TASK OBJECTIVE:
Scan the records below for the string "title" and return every line where it appears.

___ EXCERPTED DATA

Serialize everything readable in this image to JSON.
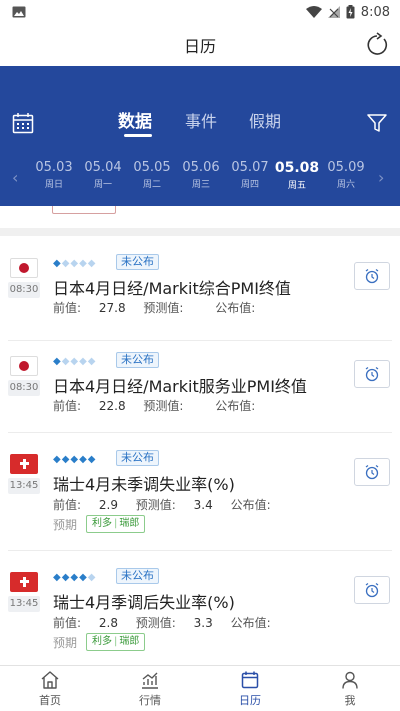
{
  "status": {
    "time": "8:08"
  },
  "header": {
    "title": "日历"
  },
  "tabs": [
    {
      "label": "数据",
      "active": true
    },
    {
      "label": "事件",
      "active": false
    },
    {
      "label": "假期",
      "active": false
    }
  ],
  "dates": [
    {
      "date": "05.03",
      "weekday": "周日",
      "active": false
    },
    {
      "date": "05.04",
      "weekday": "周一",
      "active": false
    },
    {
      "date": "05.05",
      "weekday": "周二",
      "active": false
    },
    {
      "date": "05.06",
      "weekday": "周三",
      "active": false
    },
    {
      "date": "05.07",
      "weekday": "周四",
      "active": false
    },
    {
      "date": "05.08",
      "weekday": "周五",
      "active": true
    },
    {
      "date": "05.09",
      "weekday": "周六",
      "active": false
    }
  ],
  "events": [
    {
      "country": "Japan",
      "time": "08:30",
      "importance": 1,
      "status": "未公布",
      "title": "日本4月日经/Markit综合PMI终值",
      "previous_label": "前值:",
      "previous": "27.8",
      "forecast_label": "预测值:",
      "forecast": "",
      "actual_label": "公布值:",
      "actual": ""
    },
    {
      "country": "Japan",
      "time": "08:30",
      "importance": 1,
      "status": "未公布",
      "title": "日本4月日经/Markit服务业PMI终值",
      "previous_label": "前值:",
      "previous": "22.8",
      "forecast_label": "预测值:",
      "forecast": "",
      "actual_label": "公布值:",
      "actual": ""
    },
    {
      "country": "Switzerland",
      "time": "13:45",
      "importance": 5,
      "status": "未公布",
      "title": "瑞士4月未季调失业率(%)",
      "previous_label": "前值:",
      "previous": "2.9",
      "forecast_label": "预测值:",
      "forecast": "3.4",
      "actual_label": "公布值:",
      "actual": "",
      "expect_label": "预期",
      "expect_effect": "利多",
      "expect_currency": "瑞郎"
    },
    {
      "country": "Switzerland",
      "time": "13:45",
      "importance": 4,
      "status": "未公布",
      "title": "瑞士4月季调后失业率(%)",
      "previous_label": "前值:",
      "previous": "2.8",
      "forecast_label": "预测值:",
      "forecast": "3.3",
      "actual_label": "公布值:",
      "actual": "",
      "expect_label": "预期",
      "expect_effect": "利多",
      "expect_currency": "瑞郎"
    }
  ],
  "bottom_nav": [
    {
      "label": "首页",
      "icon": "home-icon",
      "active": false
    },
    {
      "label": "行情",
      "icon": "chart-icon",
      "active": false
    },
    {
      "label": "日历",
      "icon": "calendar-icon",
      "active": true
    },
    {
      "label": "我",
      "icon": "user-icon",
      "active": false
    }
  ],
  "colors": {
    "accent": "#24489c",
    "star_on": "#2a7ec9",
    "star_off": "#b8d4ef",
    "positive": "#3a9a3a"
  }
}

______

EXPECTED ANSWER:
    "title": "日历"
      "title": "日本4月日经/Markit综合PMI终值",
      "title": "日本4月日经/Markit服务业PMI终值",
      "title": "瑞士4月未季调失业率(%)",
      "title": "瑞士4月季调后失业率(%)",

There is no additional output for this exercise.